Pupils are taught how to keep themselves safe when online or when out and about. They also know that they should report any instances of bullying so that adults can stop it.
What does the school need to do to improve?
(Information for the school and appropriate authority)
In some parts of the school, pupils with SEND do not benefit from the same level of resource and expertise as elsewhere. This stops them from making the best possible progress. School leaders should review the way staff manage the teaching of pupils with SEND. . The school has recently changed the way science is planned and taught, to ensure smoother progression and more practical activities. It is early days and, going forwards, leaders should continue to monitor it closely to check that the effective start is maintained. . On occasions, paperwork relating to attendance is not crystal-clear, which has led to misunderstandings about arrangements and expectations. To stop this happening, leaders should make sure that communication with parents about attendance includes all the right information.
When we have judged a school to be good, we will then normally go into the school about once every four years to confirm that the school remains good. This is called a section 8 inspection of a good school or non-exempt outstanding school. We do not give graded judgements on a section 8 inspection. However, if we find some evidence that the school could now be better than good or that standards may be declining, then the next inspection will be a section 5 inspection. Usually this is within one to two years of the date of the section 8 inspection. If we have serious concerns about safeguarding, behaviour or the quality of education, we will convert the section 8 inspection to a section 5 inspection immediately.

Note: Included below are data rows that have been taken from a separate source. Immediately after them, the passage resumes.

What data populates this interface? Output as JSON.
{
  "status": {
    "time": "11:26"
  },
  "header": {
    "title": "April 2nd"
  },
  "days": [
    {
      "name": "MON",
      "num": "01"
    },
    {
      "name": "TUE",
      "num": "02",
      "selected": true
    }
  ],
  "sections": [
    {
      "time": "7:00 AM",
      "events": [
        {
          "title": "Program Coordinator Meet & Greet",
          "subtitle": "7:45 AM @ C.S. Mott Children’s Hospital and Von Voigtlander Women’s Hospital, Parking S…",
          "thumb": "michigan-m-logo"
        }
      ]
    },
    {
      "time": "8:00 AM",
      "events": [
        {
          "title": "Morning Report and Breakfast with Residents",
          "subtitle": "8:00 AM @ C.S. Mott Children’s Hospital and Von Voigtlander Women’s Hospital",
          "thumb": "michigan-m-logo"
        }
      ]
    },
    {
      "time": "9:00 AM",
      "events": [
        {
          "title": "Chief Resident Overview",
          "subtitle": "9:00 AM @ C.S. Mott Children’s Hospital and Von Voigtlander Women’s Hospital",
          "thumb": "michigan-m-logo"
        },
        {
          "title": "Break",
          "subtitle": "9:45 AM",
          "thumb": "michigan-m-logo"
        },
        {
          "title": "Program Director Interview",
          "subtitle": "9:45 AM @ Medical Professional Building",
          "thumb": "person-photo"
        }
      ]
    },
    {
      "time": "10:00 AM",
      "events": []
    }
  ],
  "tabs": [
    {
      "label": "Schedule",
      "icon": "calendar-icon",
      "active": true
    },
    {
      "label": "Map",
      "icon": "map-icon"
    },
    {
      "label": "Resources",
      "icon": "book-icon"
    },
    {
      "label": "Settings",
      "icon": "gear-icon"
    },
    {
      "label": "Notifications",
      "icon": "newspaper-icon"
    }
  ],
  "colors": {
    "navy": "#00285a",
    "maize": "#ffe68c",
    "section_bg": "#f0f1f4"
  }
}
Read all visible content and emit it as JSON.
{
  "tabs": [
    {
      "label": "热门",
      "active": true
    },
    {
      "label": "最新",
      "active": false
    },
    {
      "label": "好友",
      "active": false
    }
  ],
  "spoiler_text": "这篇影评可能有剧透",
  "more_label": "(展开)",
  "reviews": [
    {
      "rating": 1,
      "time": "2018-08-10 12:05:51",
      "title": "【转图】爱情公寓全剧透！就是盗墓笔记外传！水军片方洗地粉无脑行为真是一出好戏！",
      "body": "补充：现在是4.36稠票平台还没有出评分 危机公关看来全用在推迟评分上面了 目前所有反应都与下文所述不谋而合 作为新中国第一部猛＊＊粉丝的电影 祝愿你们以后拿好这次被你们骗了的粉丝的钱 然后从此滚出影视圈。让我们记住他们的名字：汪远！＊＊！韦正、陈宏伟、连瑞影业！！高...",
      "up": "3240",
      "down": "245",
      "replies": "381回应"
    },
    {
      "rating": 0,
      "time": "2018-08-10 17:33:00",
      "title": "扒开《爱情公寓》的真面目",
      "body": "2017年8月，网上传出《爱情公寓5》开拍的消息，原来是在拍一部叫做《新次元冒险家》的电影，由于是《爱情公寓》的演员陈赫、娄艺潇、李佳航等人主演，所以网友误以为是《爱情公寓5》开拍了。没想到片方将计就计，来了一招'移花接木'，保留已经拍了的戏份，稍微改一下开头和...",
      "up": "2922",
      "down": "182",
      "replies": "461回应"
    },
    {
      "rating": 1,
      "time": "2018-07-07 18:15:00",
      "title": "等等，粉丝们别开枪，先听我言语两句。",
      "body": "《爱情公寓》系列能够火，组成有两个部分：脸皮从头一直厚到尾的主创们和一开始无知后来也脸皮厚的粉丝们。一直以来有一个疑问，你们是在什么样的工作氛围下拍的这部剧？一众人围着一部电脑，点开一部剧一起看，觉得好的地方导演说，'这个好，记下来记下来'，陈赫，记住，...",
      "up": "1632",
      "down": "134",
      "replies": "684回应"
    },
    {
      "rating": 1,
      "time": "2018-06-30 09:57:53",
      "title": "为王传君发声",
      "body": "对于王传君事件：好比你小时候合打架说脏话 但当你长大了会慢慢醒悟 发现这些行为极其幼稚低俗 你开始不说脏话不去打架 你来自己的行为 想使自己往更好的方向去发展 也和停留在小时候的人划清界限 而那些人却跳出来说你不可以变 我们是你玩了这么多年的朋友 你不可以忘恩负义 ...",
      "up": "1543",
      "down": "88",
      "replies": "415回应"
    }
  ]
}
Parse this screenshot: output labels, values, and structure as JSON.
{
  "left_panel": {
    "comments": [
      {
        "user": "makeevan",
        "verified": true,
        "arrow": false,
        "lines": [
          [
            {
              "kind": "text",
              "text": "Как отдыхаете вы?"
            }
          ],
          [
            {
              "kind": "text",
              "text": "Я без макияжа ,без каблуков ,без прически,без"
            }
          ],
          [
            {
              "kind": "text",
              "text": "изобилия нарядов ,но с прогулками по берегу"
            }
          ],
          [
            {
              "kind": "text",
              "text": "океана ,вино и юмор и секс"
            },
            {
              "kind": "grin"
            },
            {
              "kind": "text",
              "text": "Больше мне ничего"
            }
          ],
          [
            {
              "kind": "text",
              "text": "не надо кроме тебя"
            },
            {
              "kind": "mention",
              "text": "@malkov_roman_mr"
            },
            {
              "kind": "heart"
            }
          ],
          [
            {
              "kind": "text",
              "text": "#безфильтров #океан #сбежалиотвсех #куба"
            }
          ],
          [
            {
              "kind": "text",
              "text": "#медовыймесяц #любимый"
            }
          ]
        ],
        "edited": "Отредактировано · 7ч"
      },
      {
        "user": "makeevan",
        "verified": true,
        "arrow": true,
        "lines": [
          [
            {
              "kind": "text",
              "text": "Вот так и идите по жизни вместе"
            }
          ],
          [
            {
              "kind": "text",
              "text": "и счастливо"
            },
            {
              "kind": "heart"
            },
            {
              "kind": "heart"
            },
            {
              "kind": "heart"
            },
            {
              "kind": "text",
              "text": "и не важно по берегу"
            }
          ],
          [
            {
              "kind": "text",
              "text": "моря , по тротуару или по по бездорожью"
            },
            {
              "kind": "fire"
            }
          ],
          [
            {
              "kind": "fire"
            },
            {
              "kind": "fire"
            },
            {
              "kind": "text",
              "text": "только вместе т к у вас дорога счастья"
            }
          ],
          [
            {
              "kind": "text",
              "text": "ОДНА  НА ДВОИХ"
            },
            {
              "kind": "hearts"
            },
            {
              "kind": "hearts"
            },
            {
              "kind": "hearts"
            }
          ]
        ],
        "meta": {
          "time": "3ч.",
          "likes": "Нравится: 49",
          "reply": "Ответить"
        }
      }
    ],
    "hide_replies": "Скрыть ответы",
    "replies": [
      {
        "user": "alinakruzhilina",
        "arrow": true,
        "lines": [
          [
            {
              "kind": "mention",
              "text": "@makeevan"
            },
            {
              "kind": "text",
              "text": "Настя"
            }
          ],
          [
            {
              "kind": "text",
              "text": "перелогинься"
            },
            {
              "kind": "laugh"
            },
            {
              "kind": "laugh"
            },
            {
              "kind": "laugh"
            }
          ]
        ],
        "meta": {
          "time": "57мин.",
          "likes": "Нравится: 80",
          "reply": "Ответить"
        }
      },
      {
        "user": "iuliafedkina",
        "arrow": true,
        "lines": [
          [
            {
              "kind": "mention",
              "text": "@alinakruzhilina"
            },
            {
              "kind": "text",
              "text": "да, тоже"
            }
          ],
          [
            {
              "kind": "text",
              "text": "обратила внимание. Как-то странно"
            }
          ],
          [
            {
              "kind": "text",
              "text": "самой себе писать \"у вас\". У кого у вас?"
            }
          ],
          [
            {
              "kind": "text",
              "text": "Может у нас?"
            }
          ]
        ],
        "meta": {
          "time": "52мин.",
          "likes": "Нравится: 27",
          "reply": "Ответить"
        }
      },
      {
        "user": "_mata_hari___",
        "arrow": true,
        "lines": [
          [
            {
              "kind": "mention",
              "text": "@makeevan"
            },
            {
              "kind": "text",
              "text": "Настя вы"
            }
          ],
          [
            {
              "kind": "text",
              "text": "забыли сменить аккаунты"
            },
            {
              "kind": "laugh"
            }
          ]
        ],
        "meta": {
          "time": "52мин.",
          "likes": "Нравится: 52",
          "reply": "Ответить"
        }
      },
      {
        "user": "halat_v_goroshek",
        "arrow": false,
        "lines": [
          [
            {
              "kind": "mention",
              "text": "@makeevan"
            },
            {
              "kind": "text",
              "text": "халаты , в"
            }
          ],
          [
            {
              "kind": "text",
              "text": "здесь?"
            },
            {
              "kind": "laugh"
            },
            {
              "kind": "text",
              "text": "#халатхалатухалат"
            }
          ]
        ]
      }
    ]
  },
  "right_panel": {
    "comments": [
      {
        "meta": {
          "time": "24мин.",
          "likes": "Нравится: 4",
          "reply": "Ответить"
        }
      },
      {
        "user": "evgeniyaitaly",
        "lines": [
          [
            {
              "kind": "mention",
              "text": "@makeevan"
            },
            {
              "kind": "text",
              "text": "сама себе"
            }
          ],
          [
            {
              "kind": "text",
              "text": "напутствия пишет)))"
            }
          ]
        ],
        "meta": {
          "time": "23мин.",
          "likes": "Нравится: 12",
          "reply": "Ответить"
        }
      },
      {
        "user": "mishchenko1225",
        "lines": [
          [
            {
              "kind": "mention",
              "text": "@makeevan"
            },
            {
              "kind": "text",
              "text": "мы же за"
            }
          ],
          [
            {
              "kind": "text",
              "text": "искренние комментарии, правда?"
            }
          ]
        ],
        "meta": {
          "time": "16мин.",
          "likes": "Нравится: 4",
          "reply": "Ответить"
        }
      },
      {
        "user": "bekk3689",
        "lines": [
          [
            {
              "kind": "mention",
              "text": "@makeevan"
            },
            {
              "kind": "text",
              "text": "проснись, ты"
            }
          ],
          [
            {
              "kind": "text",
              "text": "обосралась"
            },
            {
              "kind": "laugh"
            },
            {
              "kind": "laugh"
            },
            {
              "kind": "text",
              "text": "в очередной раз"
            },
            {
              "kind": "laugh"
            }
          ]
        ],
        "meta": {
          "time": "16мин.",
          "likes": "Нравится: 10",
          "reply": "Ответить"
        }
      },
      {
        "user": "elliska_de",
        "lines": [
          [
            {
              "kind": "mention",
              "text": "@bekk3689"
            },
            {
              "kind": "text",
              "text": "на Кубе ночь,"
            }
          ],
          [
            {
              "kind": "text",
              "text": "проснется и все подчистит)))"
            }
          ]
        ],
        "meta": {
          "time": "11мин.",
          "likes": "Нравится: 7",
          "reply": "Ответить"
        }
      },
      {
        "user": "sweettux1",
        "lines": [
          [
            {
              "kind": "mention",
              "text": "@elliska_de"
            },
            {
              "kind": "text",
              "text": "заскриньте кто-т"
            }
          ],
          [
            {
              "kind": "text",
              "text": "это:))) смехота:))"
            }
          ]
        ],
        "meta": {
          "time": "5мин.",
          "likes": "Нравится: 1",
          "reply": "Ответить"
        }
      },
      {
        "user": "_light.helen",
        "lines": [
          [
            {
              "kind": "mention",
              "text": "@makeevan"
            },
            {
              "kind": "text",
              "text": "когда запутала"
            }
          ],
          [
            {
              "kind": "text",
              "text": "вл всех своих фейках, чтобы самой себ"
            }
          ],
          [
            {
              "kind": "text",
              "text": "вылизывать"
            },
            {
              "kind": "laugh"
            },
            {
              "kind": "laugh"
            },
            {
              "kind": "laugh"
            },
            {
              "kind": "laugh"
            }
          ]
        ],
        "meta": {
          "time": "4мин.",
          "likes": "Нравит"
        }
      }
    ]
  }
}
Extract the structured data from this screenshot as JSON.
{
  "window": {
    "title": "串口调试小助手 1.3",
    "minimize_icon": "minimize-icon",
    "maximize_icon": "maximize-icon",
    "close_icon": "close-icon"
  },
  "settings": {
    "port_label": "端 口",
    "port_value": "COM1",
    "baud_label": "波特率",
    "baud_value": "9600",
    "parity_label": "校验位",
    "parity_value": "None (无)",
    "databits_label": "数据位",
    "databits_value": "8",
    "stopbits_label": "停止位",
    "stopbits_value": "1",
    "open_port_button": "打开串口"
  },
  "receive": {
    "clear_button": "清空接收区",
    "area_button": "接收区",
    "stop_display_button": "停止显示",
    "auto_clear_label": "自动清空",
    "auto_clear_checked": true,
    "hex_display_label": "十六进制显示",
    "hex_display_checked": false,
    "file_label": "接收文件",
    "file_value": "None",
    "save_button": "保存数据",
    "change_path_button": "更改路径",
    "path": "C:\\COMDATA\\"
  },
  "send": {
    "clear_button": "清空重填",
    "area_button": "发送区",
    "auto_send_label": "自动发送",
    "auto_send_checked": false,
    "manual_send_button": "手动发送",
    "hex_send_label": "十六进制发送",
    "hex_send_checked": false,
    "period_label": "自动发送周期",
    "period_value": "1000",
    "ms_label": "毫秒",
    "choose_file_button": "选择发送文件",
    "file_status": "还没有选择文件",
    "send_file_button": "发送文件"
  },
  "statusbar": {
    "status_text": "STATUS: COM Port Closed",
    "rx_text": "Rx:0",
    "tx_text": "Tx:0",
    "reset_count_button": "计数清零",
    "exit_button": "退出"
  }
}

This is the first section 8 inspection since we judged Fordbridge Community Primary School to be good on 21–22 June 2016.